Say how many lines of the listing below hold the word "size". Give only that number.

Supplied records >>
^^^^^^^^

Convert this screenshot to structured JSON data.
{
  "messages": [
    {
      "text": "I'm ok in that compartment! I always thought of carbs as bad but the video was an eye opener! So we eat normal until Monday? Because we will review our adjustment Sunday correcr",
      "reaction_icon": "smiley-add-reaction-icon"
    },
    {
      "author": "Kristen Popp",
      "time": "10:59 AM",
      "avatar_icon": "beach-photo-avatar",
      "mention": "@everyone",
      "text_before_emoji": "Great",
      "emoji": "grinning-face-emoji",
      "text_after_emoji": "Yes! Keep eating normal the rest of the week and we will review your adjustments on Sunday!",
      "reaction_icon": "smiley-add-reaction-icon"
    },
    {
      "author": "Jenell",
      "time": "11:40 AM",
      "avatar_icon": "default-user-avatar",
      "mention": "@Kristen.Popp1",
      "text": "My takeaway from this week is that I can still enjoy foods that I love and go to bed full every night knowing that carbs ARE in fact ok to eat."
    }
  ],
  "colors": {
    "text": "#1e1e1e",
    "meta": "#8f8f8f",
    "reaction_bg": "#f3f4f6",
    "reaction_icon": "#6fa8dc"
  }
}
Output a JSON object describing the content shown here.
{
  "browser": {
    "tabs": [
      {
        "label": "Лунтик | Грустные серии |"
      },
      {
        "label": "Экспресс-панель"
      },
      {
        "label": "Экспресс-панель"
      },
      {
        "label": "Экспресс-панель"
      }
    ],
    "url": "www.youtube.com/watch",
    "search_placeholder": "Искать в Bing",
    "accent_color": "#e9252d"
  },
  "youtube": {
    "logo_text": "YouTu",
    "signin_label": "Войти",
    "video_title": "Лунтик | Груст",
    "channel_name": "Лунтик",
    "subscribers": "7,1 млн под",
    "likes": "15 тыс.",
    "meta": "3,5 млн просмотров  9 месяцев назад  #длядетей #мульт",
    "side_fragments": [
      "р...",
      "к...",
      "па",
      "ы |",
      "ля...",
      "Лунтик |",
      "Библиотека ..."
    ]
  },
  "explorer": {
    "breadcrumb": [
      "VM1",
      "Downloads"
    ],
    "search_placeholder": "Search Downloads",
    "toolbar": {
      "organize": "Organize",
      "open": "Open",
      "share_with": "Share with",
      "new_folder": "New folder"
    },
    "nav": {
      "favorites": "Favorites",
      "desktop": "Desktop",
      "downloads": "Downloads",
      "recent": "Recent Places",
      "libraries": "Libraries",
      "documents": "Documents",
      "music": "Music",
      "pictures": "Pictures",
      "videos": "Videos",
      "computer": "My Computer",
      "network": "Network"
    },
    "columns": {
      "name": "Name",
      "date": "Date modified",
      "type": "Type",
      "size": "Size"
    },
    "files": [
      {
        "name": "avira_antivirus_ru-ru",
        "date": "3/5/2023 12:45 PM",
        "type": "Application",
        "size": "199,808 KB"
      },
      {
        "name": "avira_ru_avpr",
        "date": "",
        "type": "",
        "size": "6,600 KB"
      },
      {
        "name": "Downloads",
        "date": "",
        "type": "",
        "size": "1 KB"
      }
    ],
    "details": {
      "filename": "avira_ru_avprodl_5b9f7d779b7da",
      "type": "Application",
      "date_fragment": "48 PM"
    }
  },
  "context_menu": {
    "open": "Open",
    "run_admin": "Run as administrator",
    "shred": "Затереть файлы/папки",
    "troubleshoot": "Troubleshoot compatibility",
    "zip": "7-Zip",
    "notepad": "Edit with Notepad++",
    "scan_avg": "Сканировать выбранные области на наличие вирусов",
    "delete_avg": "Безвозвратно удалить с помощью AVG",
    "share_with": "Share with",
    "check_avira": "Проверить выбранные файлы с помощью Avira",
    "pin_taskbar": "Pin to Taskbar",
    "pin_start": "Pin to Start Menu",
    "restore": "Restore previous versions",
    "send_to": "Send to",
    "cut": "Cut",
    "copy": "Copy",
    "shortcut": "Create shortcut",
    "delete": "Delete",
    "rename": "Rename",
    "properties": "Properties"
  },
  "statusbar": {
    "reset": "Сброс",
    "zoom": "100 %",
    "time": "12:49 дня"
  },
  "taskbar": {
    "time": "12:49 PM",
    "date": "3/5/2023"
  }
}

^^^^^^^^

Written solution >> 4